As it turns out, this mom is not alone.
Science Backs This Up
A recently published study revealed that mothers of teens with ASD and ID reported feeling higher levels of stress compared to moms of typical teenagers. Due to this, they were more predisposed to exhibit negative psychological manifestations such as anxiety and depression, researchers said.
What’s more, these same stress levels climb up when the teens with ASD/ID were observed to display “disruptive behavior disorder.”
“The most common disruptive behavior disorder is attention deficit hyperactivity disorder or ADHD, but children with autism can also show signs of oppositional defiant disorder, depression, and anxiety,” professor and autism expert Jan Blacher explained. Blacher authored the study along with a UCLA associate, Bruce L. Baker.
She went on to say that the disruptive behaviors most upsetting to parents of teens with ASD/ID are those that are described in layman’s term as “acting out.” Not following the rules their parents impose on them, breaking whatever they could lay their hands on, screaming, arguing and hitting others or themselves.
Mothers Not At Fault
Understanding autism has come a long way since the 1950s. It was in 1943 when psychiatrist Leo Kanner first proposed his “refrigerator mother” theory as the cause of autism. Kanner argued that the condition was the result of a mother’s lack of warmth and emotional attachment to her child.
This line of thinking about the disorder didn’t change until the mid-1960s when psychologist Bernard Rimland demolished it with scientific evidence showing autism stemming out from neurological development and genetics.
Rimland’s findings were the start of a slew of other studies over the decades in search of the elusive autism-linked genes. However, Blacher admitted that while these studies did a significant change in how the disorder is viewed today, they’re yet to benefit the families who have members with ASD.

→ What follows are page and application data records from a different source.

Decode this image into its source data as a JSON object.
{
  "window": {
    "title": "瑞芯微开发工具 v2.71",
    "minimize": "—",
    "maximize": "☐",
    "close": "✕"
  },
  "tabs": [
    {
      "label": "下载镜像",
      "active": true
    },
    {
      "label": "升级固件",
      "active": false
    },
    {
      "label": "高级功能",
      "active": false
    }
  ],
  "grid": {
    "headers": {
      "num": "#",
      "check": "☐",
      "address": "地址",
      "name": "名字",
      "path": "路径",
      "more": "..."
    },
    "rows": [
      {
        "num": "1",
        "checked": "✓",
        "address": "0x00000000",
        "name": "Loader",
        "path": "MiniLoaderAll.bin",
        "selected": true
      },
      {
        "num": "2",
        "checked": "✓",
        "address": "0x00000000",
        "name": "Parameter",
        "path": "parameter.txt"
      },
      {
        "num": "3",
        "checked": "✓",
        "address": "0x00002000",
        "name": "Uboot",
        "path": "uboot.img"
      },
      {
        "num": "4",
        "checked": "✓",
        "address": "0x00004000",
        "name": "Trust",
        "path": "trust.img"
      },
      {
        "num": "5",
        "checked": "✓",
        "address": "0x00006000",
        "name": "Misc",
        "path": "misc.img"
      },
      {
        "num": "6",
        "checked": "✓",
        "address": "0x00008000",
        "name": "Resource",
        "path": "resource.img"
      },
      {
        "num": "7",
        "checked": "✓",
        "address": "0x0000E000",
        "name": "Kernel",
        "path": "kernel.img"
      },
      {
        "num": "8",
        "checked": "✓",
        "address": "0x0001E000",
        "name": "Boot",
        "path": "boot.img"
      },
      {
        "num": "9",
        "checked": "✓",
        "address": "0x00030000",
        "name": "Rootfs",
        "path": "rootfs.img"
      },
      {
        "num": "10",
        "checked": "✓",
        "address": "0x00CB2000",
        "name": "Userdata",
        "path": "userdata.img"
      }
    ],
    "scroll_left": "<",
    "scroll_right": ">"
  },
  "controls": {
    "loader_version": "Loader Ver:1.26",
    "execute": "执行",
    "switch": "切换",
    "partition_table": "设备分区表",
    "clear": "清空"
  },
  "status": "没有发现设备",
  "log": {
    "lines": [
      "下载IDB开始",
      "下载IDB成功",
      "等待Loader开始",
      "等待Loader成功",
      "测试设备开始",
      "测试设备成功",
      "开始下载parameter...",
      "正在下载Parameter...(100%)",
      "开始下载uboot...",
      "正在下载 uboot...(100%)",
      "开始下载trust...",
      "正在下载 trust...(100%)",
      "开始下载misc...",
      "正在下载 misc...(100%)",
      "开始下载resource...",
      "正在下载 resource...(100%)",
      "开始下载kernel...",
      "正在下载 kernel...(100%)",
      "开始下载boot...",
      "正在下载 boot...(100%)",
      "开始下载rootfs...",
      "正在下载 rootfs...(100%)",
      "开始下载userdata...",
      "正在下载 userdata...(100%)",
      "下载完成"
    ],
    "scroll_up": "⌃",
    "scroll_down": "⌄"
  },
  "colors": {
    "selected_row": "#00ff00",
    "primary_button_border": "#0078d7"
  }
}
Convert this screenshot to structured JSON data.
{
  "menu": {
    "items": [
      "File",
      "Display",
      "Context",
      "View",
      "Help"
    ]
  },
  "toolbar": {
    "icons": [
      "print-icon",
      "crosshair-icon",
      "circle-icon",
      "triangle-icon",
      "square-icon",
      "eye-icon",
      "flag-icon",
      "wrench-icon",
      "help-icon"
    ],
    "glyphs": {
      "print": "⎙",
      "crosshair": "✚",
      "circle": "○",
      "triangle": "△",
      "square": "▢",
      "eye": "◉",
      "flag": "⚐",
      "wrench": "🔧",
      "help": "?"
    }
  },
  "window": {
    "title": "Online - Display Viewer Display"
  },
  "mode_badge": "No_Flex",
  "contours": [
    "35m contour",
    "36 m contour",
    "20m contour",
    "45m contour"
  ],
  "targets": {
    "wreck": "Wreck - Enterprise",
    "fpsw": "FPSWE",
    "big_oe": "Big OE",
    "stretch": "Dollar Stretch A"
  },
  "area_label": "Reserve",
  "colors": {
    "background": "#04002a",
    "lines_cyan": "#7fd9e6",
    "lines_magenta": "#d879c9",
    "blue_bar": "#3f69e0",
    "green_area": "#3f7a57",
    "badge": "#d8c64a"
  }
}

“It’s the mothers who are impacted the most when one of her family members is diagnosed with ASD,” Blacher stated.
Optimism Changes The Game
Nevertheless, both Blacher and Baker insisted that parents don’t have to resign themselves to living with difficulty once they find out someone in the family is autistic or is intellectually disabled.
With the use of the Life Orientation Test, the duo assessed the optimism and pessimism of the parents involved in their study and found out that the mothers who had a more optimistic outlook in life felt the negative impacts connected with rearing a teenager with ASD/ID less compared to their counterparts.
“It’s in the face of stress when optimism becomes important,” the professor related.
This just proves how a favorable view of life makes it easier to override life’s highest and most violent waves.